THE TASK: Every line containing the word "Chief" is to be copied from the data below.

Web page and app entries

+ + + + +

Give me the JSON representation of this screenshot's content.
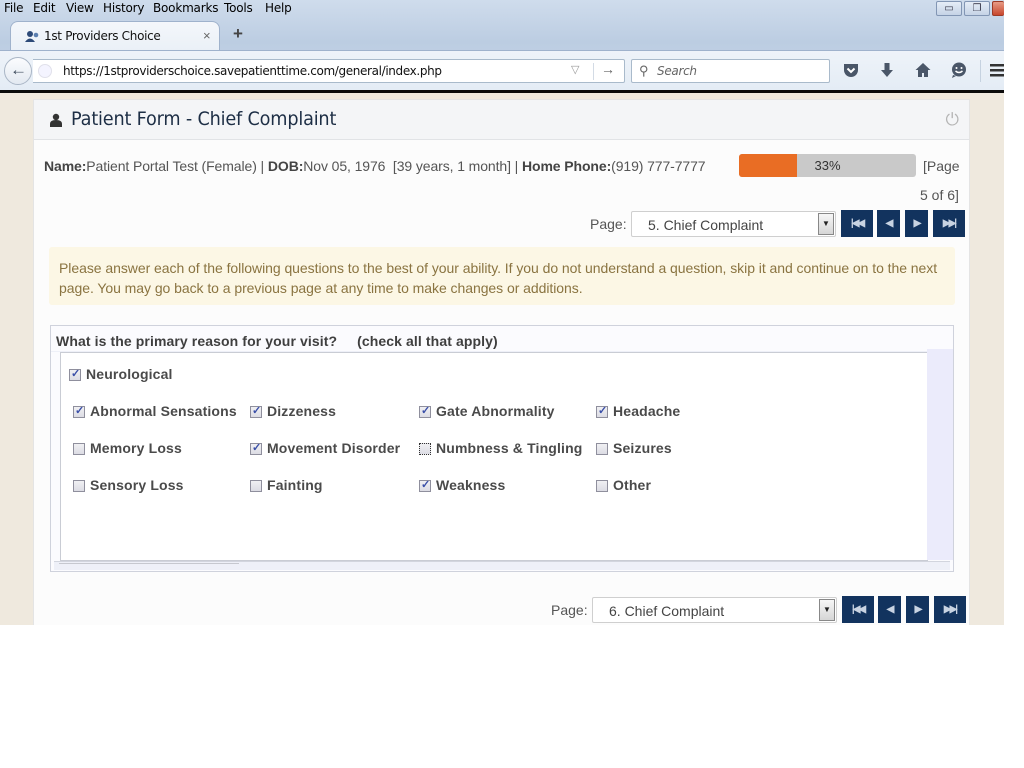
{
  "browser": {
    "menu": [
      "File",
      "Edit",
      "View",
      "History",
      "Bookmarks",
      "Tools",
      "Help"
    ],
    "menu_accel": [
      "F",
      "E",
      "V",
      "s",
      "B",
      "T",
      "H"
    ],
    "tab": {
      "title": "1st Providers Choice",
      "close_glyph": "×"
    },
    "new_tab_glyph": "+",
    "url": "https://1stproviderschoice.savepatienttime.com/general/index.php",
    "search_placeholder": "Search",
    "toolbar_icons": [
      "pocket-icon",
      "download-icon",
      "home-icon",
      "hello-chat-icon",
      "hamburger-menu-icon"
    ]
  },
  "panel": {
    "title": "Patient Form - Chief Complaint",
    "patient": {
      "name_label": "Name:",
      "name": "Patient Portal Test (Female)",
      "dob_label": "DOB:",
      "dob": "Nov 05, 1976  [39 years, 1 month]",
      "phone_label": "Home Phone:",
      "phone": "(919) 777-7777",
      "separator": " | "
    },
    "progress": {
      "percent": 33,
      "label": "33%"
    },
    "page_count_line1": "[Page",
    "page_count_line2": "5 of 6]",
    "pager_top": {
      "label": "Page:",
      "selected": "5. Chief Complaint"
    },
    "pager_bottom": {
      "label": "Page:",
      "selected": "6. Chief Complaint"
    },
    "pager_buttons": [
      "first-page",
      "previous-page",
      "next-page",
      "last-page"
    ],
    "pager_glyphs": [
      "|◀◀",
      "◀",
      "▶",
      "▶▶|"
    ],
    "notice": "Please answer each of the following questions to the best of your ability. If you do not understand a question, skip it and continue on to the next page. You may go back to a previous page at any time to make changes or additions.",
    "question": {
      "title": "What is the primary reason for your visit?     (check all that apply)",
      "category": {
        "label": "Neurological",
        "checked": true
      },
      "options": [
        {
          "label": "Abnormal Sensations",
          "checked": true
        },
        {
          "label": "Dizzeness",
          "checked": true
        },
        {
          "label": "Gate Abnormality",
          "checked": true
        },
        {
          "label": "Headache",
          "checked": true
        },
        {
          "label": "Memory Loss",
          "checked": false
        },
        {
          "label": "Movement Disorder",
          "checked": true
        },
        {
          "label": "Numbness & Tingling",
          "checked": false,
          "focused": true
        },
        {
          "label": "Seizures",
          "checked": false
        },
        {
          "label": "Sensory Loss",
          "checked": false
        },
        {
          "label": "Fainting",
          "checked": false
        },
        {
          "label": "Weakness",
          "checked": true
        },
        {
          "label": "Other",
          "checked": false
        }
      ]
    }
  }
}
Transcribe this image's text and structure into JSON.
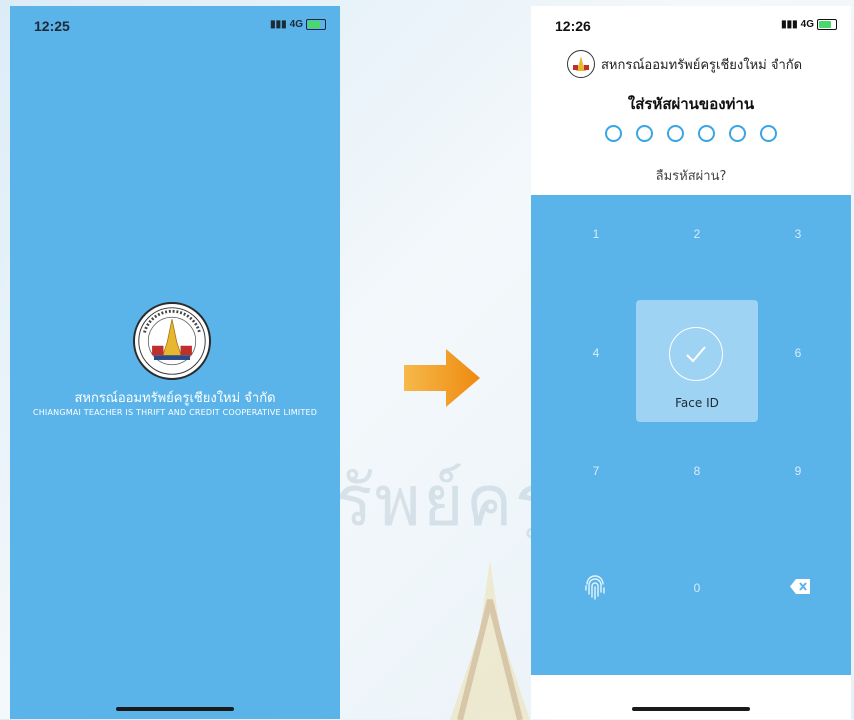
{
  "phone1": {
    "status_time": "12:25",
    "signal": "4G",
    "org_name_th": "สหกรณ์ออมทรัพย์ครูเชียงใหม่ จำกัด",
    "org_name_en": "CHIANGMAI TEACHER IS THRIFT AND CREDIT COOPERATIVE LIMITED"
  },
  "phone2": {
    "status_time": "12:26",
    "signal": "4G",
    "org_name_th": "สหกรณ์ออมทรัพย์ครูเชียงใหม่ จำกัด",
    "pin_prompt": "ใส่รหัสผ่านของท่าน",
    "pin_length": 6,
    "forgot_label": "ลืมรหัสผ่าน?",
    "keys": {
      "k1": "1",
      "k2": "2",
      "k3": "3",
      "k4": "4",
      "k6": "6",
      "k7": "7",
      "k8": "8",
      "k9": "9",
      "k0": "0"
    },
    "face_id_label": "Face ID",
    "icons": {
      "fingerprint": "fingerprint-icon",
      "backspace": "backspace-icon",
      "face_id_check": "check-circle-icon"
    }
  },
  "background": {
    "watermark_text": "รัพย์ครู"
  },
  "colors": {
    "app_blue": "#5ab4ea",
    "dot_blue": "#3aa5e5",
    "arrow_orange": "#f39b1f"
  }
}
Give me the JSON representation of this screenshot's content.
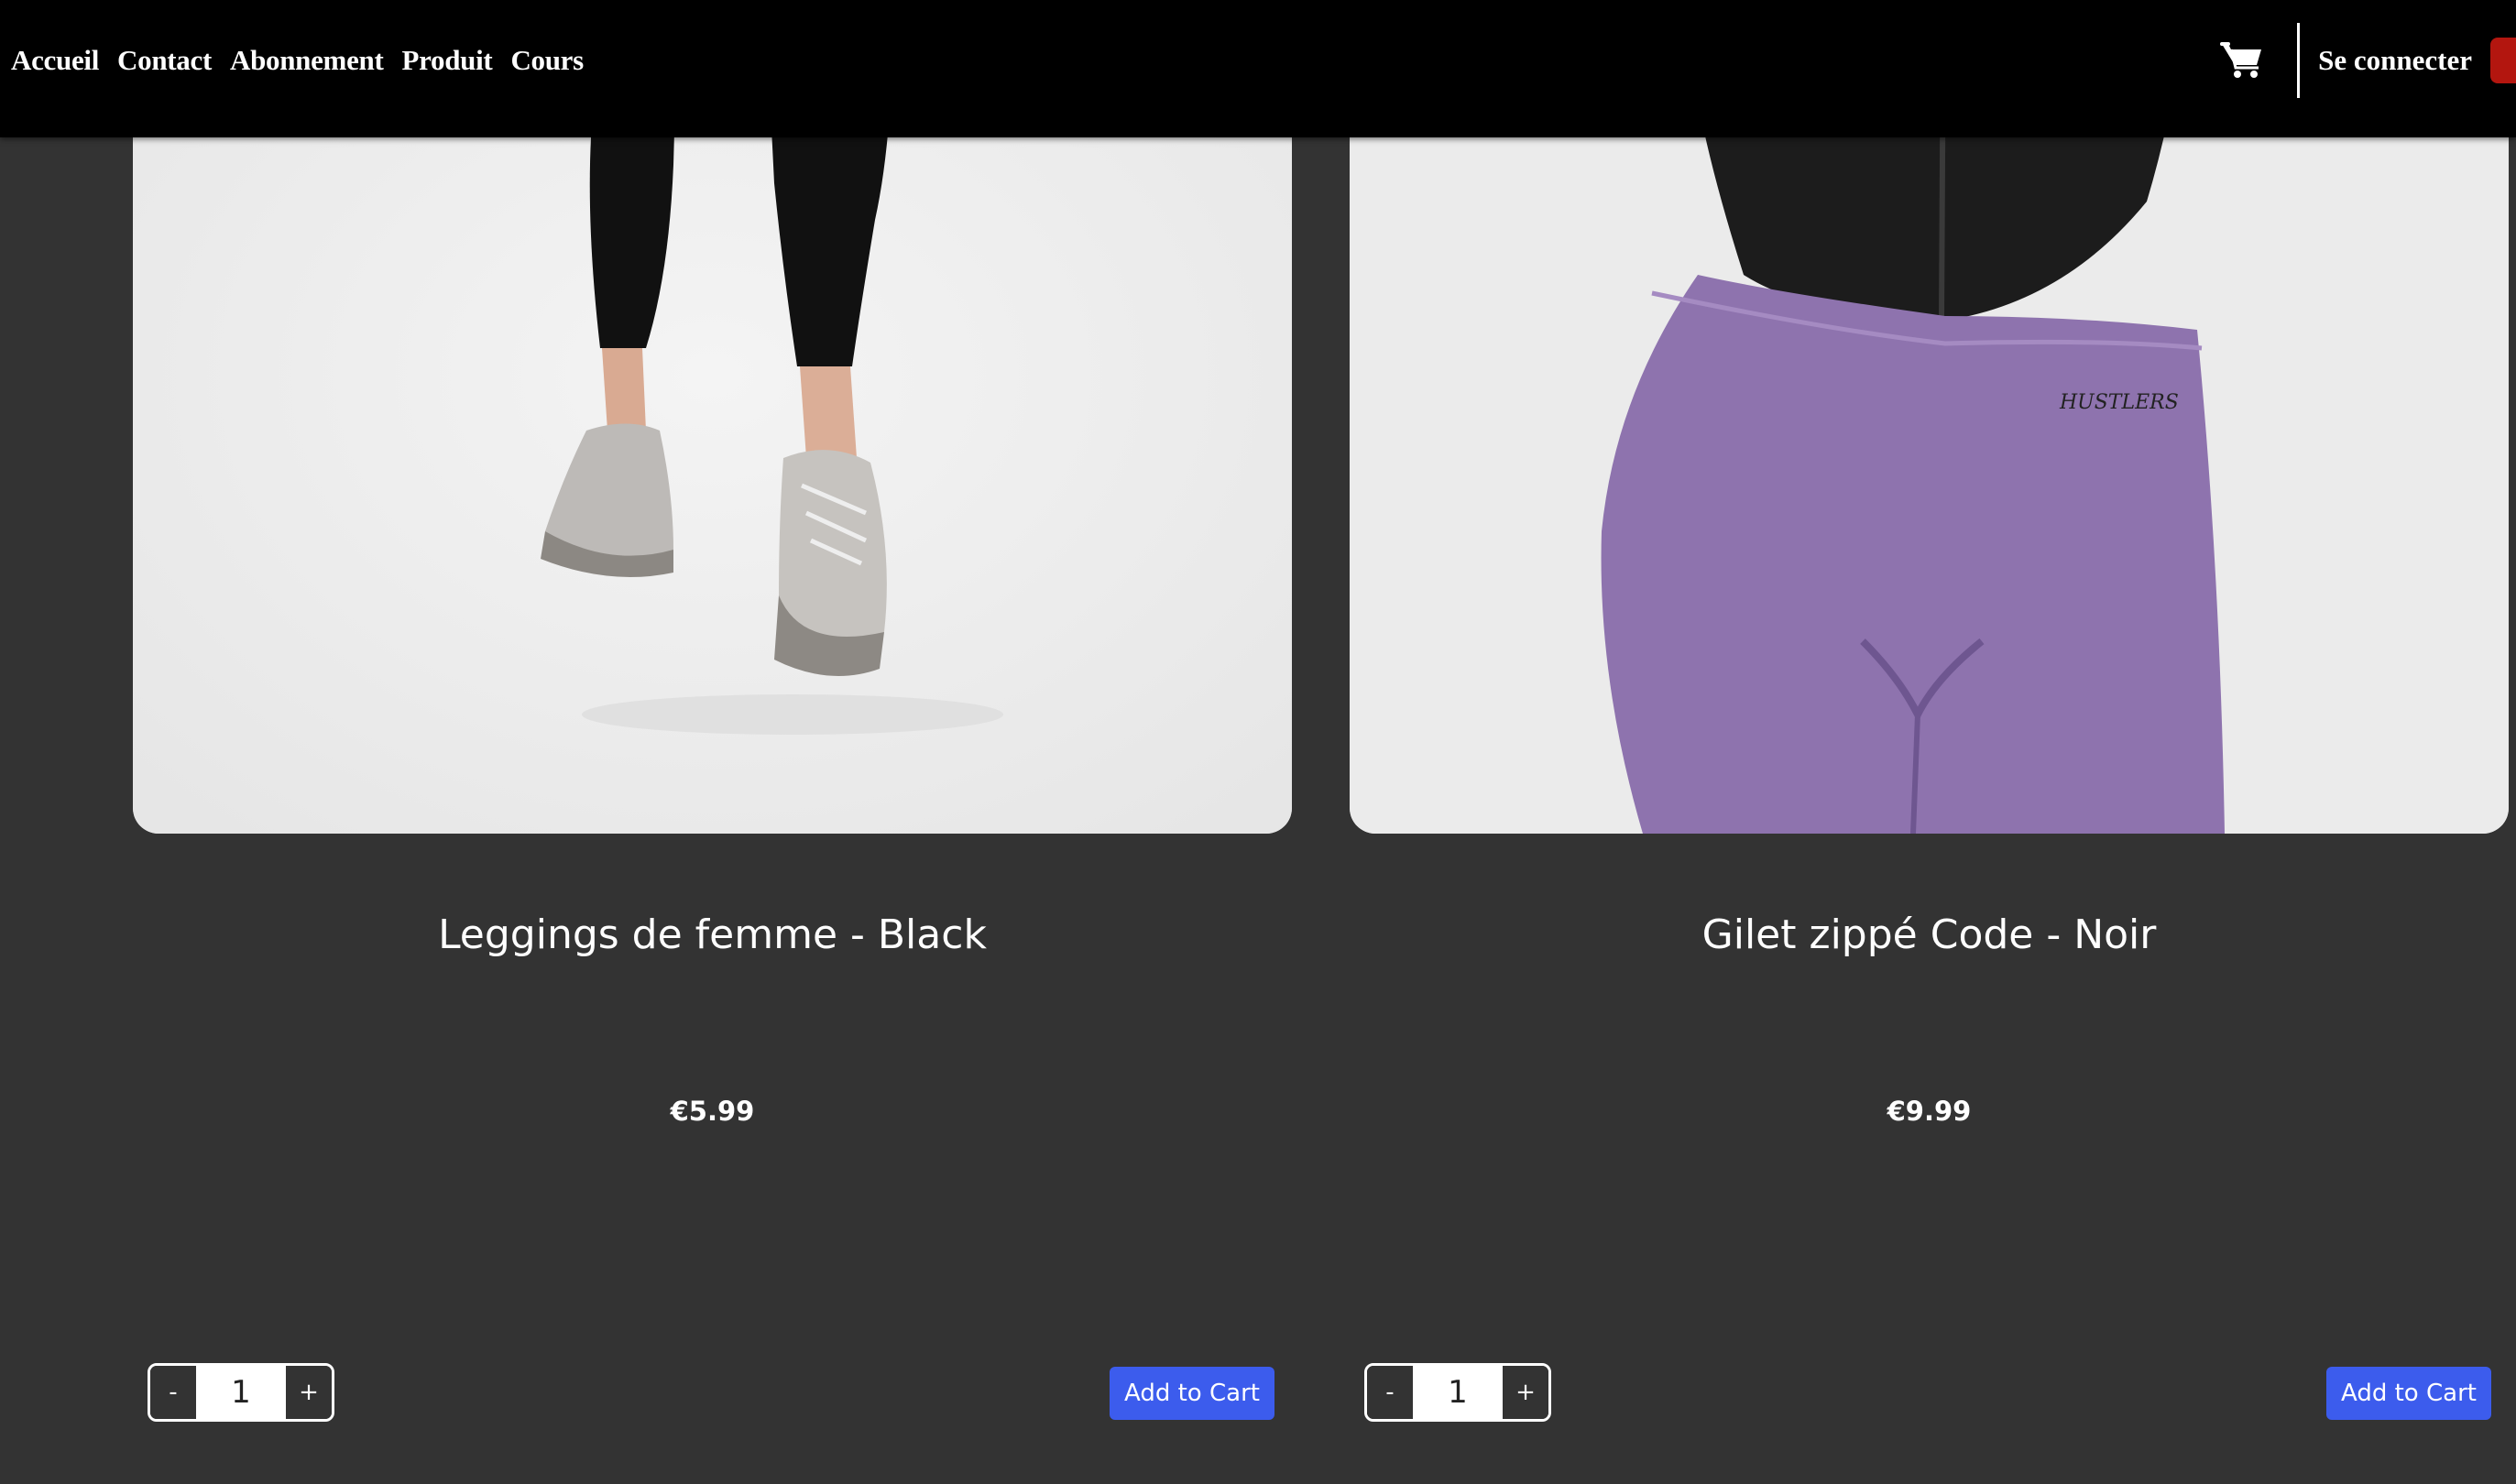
{
  "nav": {
    "links": [
      "Accueil",
      "Contact",
      "Abonnement",
      "Produit",
      "Cours"
    ],
    "login_label": "Se connecter",
    "cart_icon": "shopping-cart-icon"
  },
  "products": [
    {
      "title": "Leggings de femme - Black",
      "price": "€5.99",
      "quantity": "1",
      "minus_label": "-",
      "plus_label": "+",
      "add_label": "Add to Cart"
    },
    {
      "title": "Gilet zippé Code - Noir",
      "price": "€9.99",
      "quantity": "1",
      "minus_label": "-",
      "plus_label": "+",
      "add_label": "Add to Cart",
      "image_brand_text": "HUSTLERS"
    }
  ],
  "colors": {
    "background": "#333333",
    "navbar": "#000000",
    "accent_button": "#3c5ced",
    "red_button": "#b3160f"
  }
}
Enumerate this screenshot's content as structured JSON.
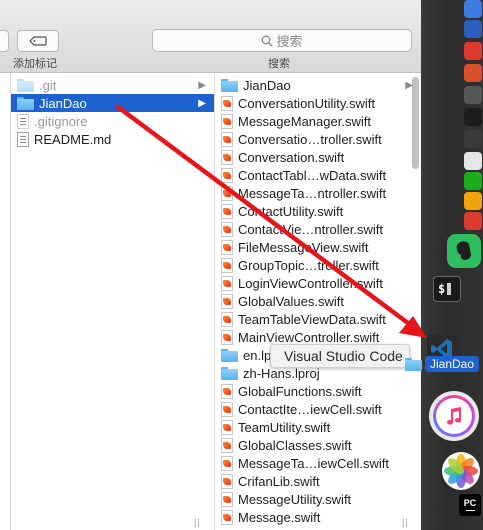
{
  "toolbar": {
    "tag_label": "添加标记",
    "search_placeholder": "搜索",
    "search_label": "搜索"
  },
  "column_middle": {
    "items": [
      {
        "name": ".git",
        "kind": "folder",
        "dim": true,
        "has_children": true
      },
      {
        "name": "JianDao",
        "kind": "folder",
        "dim": false,
        "selected": true,
        "has_children": true
      },
      {
        "name": ".gitignore",
        "kind": "file",
        "dim": true
      },
      {
        "name": "README.md",
        "kind": "file",
        "dim": false
      }
    ]
  },
  "column_right": {
    "items": [
      {
        "name": "JianDao",
        "kind": "folder",
        "has_children": true
      },
      {
        "name": "ConversationUtility.swift",
        "kind": "swift"
      },
      {
        "name": "MessageManager.swift",
        "kind": "swift"
      },
      {
        "name": "Conversatio…troller.swift",
        "kind": "swift"
      },
      {
        "name": "Conversation.swift",
        "kind": "swift"
      },
      {
        "name": "ContactTabl…wData.swift",
        "kind": "swift"
      },
      {
        "name": "MessageTa…ntroller.swift",
        "kind": "swift"
      },
      {
        "name": "ContactUtility.swift",
        "kind": "swift"
      },
      {
        "name": "ContactVie…ntroller.swift",
        "kind": "swift"
      },
      {
        "name": "FileMessageView.swift",
        "kind": "swift"
      },
      {
        "name": "GroupTopic…troller.swift",
        "kind": "swift"
      },
      {
        "name": "LoginViewController.swift",
        "kind": "swift"
      },
      {
        "name": "GlobalValues.swift",
        "kind": "swift"
      },
      {
        "name": "TeamTableViewData.swift",
        "kind": "swift"
      },
      {
        "name": "MainViewController.swift",
        "kind": "swift"
      },
      {
        "name": "en.lproj",
        "kind": "folder"
      },
      {
        "name": "zh-Hans.lproj",
        "kind": "folder"
      },
      {
        "name": "GlobalFunctions.swift",
        "kind": "swift"
      },
      {
        "name": "ContactIte…iewCell.swift",
        "kind": "swift"
      },
      {
        "name": "TeamUtility.swift",
        "kind": "swift"
      },
      {
        "name": "GlobalClasses.swift",
        "kind": "swift"
      },
      {
        "name": "MessageTa…iewCell.swift",
        "kind": "swift"
      },
      {
        "name": "CrifanLib.swift",
        "kind": "swift"
      },
      {
        "name": "MessageUtility.swift",
        "kind": "swift"
      },
      {
        "name": "Message.swift",
        "kind": "swift"
      }
    ]
  },
  "drag": {
    "target_app_label": "Visual Studio Code",
    "dragged_item": "JianDao"
  },
  "dock": {
    "apps": [
      {
        "name": "Evernote",
        "icon": "evernote-icon",
        "color": "#2dbe60"
      },
      {
        "name": "Terminal",
        "icon": "terminal-icon",
        "color": "#1a1a1a"
      },
      {
        "name": "Visual Studio Code",
        "icon": "vscode-icon",
        "color": "#1f6fb8"
      },
      {
        "name": "iTunes",
        "icon": "itunes-icon",
        "color": "#ffffff"
      },
      {
        "name": "Photos",
        "icon": "photos-icon",
        "color": "#ffffff"
      },
      {
        "name": "PyCharm",
        "icon": "pycharm-icon",
        "color": "#000000"
      }
    ],
    "terminal_glyph": "$"
  },
  "colors": {
    "selection": "#1e62d0",
    "arrow": "#e8141c",
    "folder": "#5ab2ee"
  }
}
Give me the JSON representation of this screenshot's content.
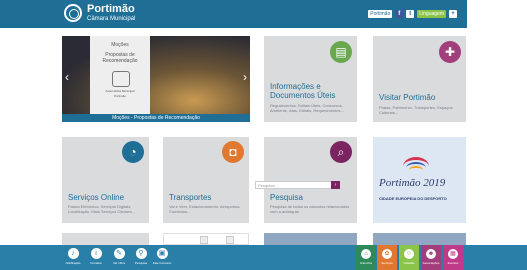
{
  "header": {
    "logo_title": "Portimão",
    "logo_subtitle": "Câmara Municipal",
    "links": [
      "Portimão",
      "f",
      "t",
      "Linguagem",
      "+"
    ]
  },
  "slider": {
    "panel_title": "Moções",
    "panel_subtitle": "Propostas de Recomendação",
    "crest_caption": "Assembleia Municipal",
    "crest_name": "Portimão",
    "caption": "Moções - Propostas de Recomendação",
    "prev_icon": "chevron-left",
    "next_icon": "chevron-right"
  },
  "tiles": {
    "informacoes": {
      "title": "Informações e Documentos Úteis",
      "desc": "Regulamentos, Editais Úteis, Concursos, Ambiente, Atas, Editais, Requerimentos...",
      "icon": "document-icon",
      "color": "#6aa84f"
    },
    "visitar": {
      "title": "Visitar Portimão",
      "desc": "Praias, Património, Transportes, Espaços Culturais...",
      "icon": "plus-icon",
      "color": "#a23e7c"
    },
    "servicos": {
      "title": "Serviços Online",
      "desc": "Fatura Eletrónica, Serviços Digitais, Localização, Mais Serviços Câmara...",
      "icon": "mouse-icon",
      "color": "#1f6e96"
    },
    "transportes": {
      "title": "Transportes",
      "desc": "Vai e Vem, Estacionamento, Aeroportos, Comboios...",
      "icon": "car-icon",
      "color": "#e0792f"
    },
    "pesquisa": {
      "title": "Pesquisa",
      "desc": "Pesquisa de todos os assuntos relacionados com a autarquia",
      "icon": "search-icon",
      "color": "#7a2561",
      "field_placeholder": "Pesquisa...",
      "button_icon": "arrow-right"
    },
    "portimao2019": {
      "brand": "Portimão 2019",
      "subtitle": "CIDADE EUROPEIA DO DESPORTO"
    }
  },
  "footer": {
    "left_items": [
      {
        "label": "Notificação",
        "icon": "bell-icon"
      },
      {
        "label": "Contatar",
        "icon": "info-icon"
      },
      {
        "label": "Ver Obra",
        "icon": "pencil-icon"
      },
      {
        "label": "Pesquisa",
        "icon": "map-pin-icon"
      },
      {
        "label": "Fale Conosco",
        "icon": "chat-icon"
      }
    ],
    "right_items": [
      {
        "label": "Anúncios",
        "icon": "home-icon",
        "color": "#2f8a5b"
      },
      {
        "label": "Serviços",
        "icon": "gear-icon",
        "color": "#e0792f"
      },
      {
        "label": "Cidadão",
        "icon": "person-icon",
        "color": "#8ac54a"
      },
      {
        "label": "Associações",
        "icon": "group-icon",
        "color": "#a23e7c"
      },
      {
        "label": "Eventos",
        "icon": "calendar-icon",
        "color": "#c13a8a"
      }
    ]
  }
}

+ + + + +

RESPONSE:
    "title": "Patient Form - Chief Complaint",
      "selected": "5. Chief Complaint"
      "selected": "6. Chief Complaint"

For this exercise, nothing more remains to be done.